TASK
Provide the number of lines below that include "tools", without any other words.

DATASET RECORDS
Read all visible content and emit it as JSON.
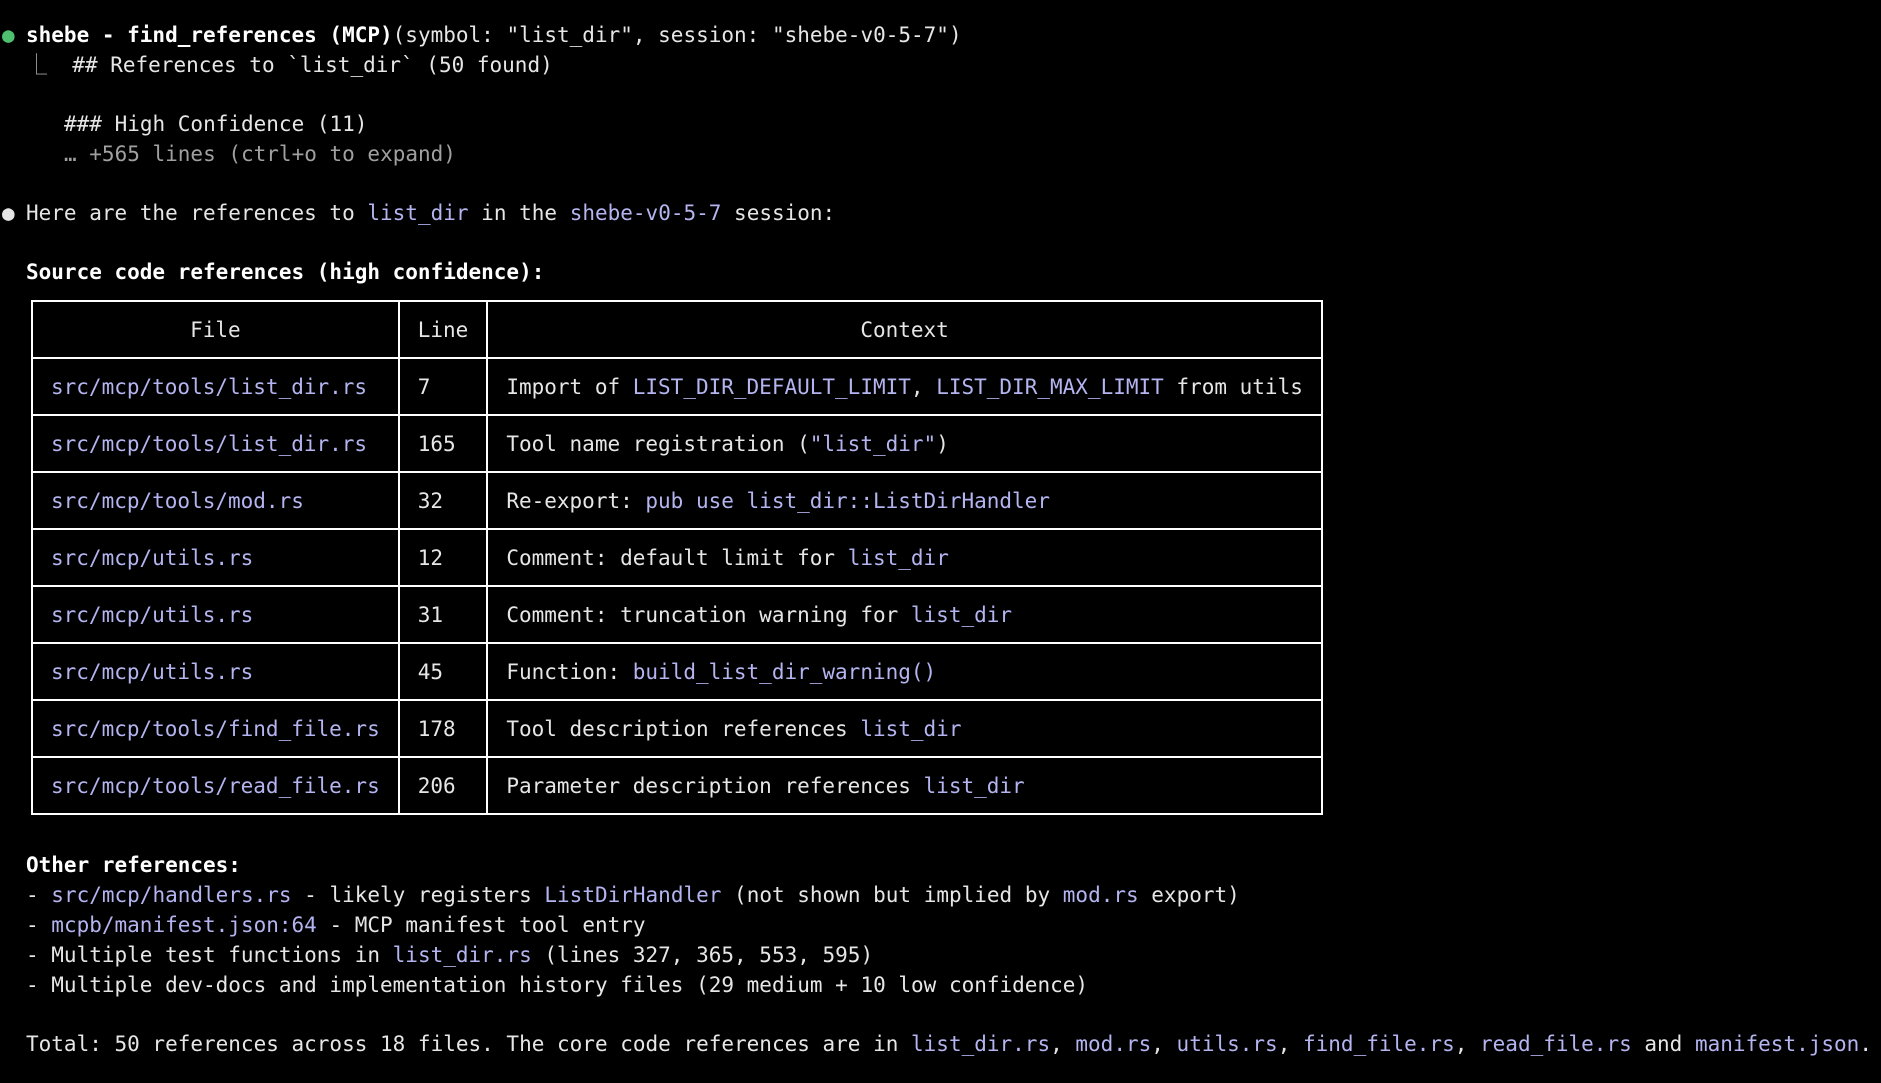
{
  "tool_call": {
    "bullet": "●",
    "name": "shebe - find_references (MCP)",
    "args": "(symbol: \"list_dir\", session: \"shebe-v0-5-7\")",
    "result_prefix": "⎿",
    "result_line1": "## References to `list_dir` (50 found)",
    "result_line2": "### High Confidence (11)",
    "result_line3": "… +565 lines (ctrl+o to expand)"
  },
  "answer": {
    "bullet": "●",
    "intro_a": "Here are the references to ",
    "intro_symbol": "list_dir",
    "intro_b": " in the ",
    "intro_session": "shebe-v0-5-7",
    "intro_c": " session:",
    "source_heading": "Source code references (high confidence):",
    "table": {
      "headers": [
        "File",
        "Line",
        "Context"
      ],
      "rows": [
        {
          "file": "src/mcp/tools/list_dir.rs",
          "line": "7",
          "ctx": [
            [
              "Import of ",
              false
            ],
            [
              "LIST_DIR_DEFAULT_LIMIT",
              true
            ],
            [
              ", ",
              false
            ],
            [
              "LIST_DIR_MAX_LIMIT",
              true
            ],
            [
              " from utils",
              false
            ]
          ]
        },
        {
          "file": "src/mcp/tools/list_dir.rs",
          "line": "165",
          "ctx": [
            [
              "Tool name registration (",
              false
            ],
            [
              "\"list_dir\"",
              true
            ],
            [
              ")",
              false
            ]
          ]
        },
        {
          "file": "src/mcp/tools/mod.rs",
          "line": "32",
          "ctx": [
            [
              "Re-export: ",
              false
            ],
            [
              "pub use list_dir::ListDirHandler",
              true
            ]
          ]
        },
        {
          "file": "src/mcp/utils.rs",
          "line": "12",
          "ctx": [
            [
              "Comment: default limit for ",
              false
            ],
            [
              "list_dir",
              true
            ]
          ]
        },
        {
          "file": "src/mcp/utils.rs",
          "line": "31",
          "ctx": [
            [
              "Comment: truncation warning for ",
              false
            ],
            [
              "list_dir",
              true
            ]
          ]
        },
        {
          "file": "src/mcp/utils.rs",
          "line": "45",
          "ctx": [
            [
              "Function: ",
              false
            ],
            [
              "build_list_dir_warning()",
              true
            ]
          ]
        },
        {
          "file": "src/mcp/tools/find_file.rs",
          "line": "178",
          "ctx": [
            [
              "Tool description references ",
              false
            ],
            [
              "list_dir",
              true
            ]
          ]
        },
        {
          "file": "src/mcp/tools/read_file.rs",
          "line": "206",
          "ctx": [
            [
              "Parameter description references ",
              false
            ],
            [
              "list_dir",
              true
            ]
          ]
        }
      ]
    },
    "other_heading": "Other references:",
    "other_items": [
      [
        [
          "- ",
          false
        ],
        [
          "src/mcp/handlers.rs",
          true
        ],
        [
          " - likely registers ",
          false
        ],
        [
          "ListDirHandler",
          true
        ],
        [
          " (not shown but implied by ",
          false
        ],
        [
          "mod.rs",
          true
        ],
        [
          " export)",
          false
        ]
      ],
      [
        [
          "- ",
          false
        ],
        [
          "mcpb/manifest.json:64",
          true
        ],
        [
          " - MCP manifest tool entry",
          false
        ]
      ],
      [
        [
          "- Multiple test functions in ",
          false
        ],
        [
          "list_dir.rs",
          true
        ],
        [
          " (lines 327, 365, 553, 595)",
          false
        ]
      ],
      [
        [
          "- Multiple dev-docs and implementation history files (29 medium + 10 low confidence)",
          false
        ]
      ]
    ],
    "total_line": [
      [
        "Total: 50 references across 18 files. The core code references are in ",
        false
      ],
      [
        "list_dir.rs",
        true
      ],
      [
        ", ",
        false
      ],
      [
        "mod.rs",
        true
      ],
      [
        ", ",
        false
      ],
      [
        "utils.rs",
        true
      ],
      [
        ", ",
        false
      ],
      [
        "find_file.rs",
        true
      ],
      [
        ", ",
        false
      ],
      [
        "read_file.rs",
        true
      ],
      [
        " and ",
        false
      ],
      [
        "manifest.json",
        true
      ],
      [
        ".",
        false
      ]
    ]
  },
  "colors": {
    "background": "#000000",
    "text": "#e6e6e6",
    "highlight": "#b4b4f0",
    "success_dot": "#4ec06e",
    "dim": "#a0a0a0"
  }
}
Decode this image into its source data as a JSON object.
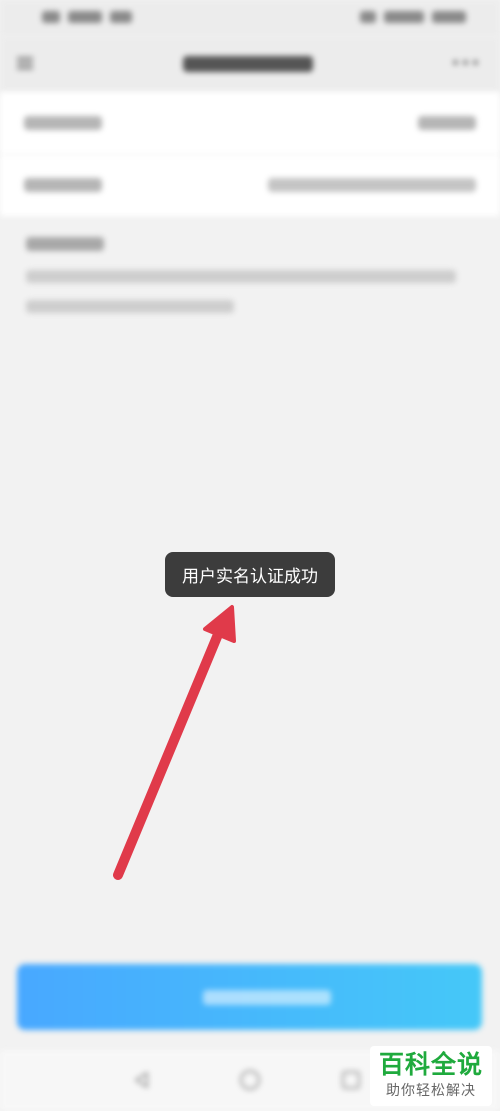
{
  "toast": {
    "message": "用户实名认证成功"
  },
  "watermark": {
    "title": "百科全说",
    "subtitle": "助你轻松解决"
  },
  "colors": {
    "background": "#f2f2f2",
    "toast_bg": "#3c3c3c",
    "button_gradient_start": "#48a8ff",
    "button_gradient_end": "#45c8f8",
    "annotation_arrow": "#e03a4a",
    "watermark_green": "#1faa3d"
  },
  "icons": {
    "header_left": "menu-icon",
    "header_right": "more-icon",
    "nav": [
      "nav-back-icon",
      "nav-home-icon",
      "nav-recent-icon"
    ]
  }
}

EXERCISE RESULT
5